Josiane Mansoura cures her own bottarga, compressed caviar, called batarekh in her native Morocco. At $55 per half-pound chunk, it's worth every cent, as you'll see when you shave it over a buttered baguette or hot pasta.
Mansoura is also one of the few remaining practitioners of the art of Mediterranean confectionery. Traditional treats like balls of apricot paste are worked with fresh pistachios, and Turkish delight, a rose-water-flavored pistachio confection, is made according to an ancient recipe. Mansoura's kaak (rings of pastry crisped with salt and sesame seeds) are easily the best on Kings Highway. Everything comes in finger-friendly portions: rounds, diamonds, squares -- the nibbling opportunities are endless. Be sure to sample the crisp cookies filled with toasty cinnamon-date paste.
On the next corner, the Levy family runs the Bat-Yam Middle East Grocery (525 Kings Highway; 718-998-8200), a great source for Sephardic cooking ingredients such as bulgur wheat, tamarind paste, rose water, pink pickled turnips, white cheese ready to be "strung" into a pile of tangy shreds, and even dried whole eggplants. In the freezer case, you'll find sartitcha (delicately spiced sausages) and slim Moroccan "cigars" of pastry rolled around a spiced-meat filling. Kibbeh is one of the key dishes of the Syrian table; Bat-Yam makes both long torpedoes and small balls of this homey mixture of ground meat, bulgur, onions, and parsley, ready for deep-frying or poaching in soup. Before you leave try the dry-roasted salted chickpeas, the preferred theater snack of the ancient Romans.

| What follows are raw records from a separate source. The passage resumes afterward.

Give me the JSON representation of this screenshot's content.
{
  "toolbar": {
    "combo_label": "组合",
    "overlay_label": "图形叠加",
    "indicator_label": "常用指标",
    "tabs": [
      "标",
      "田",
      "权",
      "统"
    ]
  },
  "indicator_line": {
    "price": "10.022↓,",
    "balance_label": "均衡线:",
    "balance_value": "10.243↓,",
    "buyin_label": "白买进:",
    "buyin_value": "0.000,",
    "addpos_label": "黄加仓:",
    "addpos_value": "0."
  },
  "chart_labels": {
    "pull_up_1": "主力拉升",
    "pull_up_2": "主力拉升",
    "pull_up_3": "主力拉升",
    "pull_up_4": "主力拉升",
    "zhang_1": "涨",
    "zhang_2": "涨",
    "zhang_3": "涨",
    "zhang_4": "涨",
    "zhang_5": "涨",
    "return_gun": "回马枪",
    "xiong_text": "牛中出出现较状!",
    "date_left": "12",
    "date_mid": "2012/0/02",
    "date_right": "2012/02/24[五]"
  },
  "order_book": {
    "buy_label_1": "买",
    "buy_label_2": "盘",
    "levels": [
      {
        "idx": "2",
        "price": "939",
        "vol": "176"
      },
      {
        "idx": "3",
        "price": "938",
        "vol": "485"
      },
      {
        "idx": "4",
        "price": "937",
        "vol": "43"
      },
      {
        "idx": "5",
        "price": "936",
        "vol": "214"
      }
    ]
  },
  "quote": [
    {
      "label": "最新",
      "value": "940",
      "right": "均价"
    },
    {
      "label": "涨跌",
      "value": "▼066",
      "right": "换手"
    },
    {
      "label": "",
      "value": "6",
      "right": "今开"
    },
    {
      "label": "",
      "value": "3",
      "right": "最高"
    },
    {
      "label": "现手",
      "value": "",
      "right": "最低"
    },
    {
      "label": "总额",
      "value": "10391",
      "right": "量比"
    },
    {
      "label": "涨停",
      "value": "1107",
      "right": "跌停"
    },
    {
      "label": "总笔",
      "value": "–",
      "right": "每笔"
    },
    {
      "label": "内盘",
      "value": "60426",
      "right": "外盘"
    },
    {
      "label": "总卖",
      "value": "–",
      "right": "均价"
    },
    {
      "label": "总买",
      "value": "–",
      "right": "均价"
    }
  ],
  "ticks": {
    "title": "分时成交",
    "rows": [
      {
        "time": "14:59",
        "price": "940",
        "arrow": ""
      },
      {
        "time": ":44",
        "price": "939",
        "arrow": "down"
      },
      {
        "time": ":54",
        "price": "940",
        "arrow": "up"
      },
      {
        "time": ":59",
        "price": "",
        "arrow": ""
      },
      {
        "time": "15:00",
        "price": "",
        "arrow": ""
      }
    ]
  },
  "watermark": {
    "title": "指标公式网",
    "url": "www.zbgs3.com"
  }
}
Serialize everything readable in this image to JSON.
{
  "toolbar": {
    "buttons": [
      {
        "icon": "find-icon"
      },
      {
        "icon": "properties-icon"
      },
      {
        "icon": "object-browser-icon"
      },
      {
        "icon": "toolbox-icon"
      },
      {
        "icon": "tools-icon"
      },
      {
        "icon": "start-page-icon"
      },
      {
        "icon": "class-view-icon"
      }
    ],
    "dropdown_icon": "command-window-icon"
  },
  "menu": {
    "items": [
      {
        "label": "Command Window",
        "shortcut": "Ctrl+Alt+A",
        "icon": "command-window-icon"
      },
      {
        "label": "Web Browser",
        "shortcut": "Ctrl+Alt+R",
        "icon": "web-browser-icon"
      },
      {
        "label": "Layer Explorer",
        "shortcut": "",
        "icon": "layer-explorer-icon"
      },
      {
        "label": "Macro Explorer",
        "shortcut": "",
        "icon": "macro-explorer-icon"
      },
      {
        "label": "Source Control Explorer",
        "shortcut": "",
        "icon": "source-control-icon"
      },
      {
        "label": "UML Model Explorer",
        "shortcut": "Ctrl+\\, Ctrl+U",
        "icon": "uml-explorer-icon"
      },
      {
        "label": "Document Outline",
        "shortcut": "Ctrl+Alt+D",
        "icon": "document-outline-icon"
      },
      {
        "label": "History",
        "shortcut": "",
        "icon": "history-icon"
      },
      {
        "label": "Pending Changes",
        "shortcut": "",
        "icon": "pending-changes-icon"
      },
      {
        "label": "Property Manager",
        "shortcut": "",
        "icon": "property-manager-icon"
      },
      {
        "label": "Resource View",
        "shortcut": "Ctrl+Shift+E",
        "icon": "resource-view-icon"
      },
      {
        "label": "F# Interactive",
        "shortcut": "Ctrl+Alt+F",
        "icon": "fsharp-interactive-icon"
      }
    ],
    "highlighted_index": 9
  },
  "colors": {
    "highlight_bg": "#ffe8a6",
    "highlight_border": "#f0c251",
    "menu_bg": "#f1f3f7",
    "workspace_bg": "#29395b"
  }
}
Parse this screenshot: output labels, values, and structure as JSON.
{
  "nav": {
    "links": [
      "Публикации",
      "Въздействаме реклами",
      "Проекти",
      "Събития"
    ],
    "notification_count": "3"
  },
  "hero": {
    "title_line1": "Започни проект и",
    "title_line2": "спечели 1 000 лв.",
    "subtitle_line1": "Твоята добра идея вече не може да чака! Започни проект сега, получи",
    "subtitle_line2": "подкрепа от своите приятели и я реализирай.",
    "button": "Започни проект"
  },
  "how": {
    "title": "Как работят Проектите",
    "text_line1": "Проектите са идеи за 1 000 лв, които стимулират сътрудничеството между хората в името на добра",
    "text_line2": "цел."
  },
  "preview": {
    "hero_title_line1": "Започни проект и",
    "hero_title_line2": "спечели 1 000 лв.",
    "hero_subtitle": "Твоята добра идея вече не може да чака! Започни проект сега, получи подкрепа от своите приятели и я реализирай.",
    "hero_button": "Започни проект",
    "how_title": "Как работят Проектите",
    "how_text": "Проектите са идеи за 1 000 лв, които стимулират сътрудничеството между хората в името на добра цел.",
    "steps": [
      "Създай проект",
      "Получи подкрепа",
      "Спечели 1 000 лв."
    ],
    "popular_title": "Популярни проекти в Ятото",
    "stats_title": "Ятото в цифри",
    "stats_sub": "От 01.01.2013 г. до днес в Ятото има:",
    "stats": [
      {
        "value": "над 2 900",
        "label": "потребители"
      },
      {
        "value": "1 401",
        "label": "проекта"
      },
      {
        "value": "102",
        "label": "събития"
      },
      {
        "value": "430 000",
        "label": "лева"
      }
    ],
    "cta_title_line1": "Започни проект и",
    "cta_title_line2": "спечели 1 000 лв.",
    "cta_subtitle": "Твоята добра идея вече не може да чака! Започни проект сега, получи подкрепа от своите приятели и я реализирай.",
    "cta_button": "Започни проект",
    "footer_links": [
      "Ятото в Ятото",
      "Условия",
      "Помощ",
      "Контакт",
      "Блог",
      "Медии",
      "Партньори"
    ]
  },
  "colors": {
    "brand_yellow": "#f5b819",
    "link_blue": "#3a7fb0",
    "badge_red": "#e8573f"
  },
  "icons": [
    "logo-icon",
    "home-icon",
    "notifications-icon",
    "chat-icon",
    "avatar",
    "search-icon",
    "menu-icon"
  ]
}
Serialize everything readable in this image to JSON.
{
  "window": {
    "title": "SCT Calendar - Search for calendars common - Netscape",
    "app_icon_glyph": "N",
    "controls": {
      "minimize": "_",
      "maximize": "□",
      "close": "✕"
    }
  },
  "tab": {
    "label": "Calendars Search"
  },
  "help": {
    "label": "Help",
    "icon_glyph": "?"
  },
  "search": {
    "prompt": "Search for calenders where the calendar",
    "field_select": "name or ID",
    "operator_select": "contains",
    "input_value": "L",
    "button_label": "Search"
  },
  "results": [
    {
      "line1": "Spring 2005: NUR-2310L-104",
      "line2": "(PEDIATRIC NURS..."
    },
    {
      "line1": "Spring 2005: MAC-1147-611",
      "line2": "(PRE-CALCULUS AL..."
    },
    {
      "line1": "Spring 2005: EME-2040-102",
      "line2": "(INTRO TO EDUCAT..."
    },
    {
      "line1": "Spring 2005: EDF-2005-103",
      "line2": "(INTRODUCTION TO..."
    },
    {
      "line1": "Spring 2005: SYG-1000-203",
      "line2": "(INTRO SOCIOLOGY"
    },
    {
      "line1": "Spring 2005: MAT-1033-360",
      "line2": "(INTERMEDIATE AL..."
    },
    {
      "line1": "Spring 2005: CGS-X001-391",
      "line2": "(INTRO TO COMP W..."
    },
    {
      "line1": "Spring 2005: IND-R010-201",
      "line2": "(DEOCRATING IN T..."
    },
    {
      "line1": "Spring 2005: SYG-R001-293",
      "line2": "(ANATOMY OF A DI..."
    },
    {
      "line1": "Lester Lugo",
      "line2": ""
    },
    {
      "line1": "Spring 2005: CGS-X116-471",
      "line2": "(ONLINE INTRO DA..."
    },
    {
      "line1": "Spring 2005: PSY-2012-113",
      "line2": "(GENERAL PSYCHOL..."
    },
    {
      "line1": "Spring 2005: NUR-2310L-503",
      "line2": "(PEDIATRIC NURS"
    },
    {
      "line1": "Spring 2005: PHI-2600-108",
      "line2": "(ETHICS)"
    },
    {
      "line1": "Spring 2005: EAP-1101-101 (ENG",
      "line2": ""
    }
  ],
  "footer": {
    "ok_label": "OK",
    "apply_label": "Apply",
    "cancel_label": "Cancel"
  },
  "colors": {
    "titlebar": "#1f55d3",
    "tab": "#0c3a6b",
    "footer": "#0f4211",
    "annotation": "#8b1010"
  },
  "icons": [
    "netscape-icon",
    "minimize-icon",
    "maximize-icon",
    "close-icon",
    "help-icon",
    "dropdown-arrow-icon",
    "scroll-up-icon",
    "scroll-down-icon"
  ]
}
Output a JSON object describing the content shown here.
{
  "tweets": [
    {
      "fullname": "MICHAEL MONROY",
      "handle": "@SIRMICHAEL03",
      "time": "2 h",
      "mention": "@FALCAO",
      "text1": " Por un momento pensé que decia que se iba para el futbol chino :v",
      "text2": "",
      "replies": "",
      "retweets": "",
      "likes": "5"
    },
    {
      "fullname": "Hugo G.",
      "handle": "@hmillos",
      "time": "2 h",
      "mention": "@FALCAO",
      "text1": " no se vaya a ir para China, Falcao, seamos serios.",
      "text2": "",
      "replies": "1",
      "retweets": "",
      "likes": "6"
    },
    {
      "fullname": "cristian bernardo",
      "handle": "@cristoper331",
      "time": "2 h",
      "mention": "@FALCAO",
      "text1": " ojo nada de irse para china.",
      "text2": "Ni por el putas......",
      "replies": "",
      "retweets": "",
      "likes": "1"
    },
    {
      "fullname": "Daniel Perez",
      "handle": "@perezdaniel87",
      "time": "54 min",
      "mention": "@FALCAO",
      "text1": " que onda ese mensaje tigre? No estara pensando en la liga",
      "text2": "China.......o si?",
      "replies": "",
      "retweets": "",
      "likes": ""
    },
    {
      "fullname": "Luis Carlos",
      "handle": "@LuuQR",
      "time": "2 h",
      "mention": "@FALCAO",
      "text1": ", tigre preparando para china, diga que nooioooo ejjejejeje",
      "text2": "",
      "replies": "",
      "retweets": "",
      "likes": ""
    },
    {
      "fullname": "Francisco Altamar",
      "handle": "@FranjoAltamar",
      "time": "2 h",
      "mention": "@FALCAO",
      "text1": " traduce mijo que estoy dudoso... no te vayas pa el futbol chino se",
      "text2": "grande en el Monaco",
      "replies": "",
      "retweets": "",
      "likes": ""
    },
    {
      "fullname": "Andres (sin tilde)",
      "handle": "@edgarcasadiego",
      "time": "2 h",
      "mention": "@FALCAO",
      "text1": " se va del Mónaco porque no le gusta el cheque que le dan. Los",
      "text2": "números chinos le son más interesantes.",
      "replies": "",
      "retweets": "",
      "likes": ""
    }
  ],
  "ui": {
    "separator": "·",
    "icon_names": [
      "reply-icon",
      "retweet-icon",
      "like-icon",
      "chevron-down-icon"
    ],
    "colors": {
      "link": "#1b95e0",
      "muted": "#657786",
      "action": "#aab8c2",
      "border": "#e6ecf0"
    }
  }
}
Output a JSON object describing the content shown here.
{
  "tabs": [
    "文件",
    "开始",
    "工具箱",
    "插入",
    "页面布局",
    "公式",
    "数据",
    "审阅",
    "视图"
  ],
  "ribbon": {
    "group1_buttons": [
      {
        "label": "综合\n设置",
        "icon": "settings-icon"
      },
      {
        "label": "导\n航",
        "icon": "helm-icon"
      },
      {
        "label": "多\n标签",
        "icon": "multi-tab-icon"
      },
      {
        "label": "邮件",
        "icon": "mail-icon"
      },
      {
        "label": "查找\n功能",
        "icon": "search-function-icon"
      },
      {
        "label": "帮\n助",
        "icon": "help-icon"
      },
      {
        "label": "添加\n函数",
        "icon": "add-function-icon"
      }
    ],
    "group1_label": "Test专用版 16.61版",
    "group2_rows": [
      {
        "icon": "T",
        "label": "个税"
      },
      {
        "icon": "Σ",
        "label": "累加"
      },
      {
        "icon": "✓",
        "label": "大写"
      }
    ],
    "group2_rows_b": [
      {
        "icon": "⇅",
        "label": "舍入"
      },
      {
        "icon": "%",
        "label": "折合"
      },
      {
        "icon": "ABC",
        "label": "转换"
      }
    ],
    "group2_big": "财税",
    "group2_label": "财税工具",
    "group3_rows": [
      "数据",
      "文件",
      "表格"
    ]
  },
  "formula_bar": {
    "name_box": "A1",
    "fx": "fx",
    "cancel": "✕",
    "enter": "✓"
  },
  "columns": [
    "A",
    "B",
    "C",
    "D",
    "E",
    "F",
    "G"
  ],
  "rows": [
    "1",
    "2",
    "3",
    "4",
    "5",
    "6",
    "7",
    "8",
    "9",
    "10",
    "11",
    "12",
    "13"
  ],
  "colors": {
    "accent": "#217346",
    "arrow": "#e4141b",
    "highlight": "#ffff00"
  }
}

It's unwise to go food shopping when you're hungry, so if these sights and smells make you peckish, head for David's Restaurant (539 Kings Highway; 718-998-8600), a beacon of authentic Sephardic cooking along a strip otherwise dominated by kosher versions of American fast food. Here you can satisfy your on-the-spot craving for hot, crisp Moroccan cigars, served with Yemeni chili sauce and Israeli pickles. Or try the Syrian bazargan, an irresistibly intense paste of bulgur wheat, dates, tamarind, tomato, and cumin, with fresh hot pita. On Sunday mornings, try Yemeni breakfast specials such as jachnoon, a roll of eggy dough cooked overnight that you pull apart with your hands and eat with a cool fresh-tomato sauce and bites of hard-boiled egg. Even better for breakfast or lunch is Tunisian shakshuka, a delectable mix of tomatoes, onions, and peppers with a tender egg cooked right in the dish. Order a side of mujadara, a classic Syrian dish of rice and lentils, with a typical fillip of flavor from caramelized onions. There's also a rotating schedule of the stuffed vegetables for which the women of Aleppo are famous. Try the artichokes braised into submission with delicate, oniony meatballs.
After reviving with a strong Yemeni coffee, visit the community's central bread bakery, Pita Sababa (540 Kings Highway; 718-382-1100). Unlike commercially produced pitas, the breads made here are soft, floury, and puffy; they come in three sizes and several flavors, including sesame, garlic, and onion. Some are painted with the strong, earthy spice mixture called za'atar. The large, flaky turnovers called koaba are filled with cheese or potato; the atayef and cigar pastries are filled with a walnut-spice mixture and decadently deep-fried.
On the way back to the subway, stop at the rather gory Kings Highway Glatt Meat (497 Kings Highway; 718-382-7655) where you'll pay much less than you would at any Manhattan kosher butcher for freshly salted brisket and short ribs.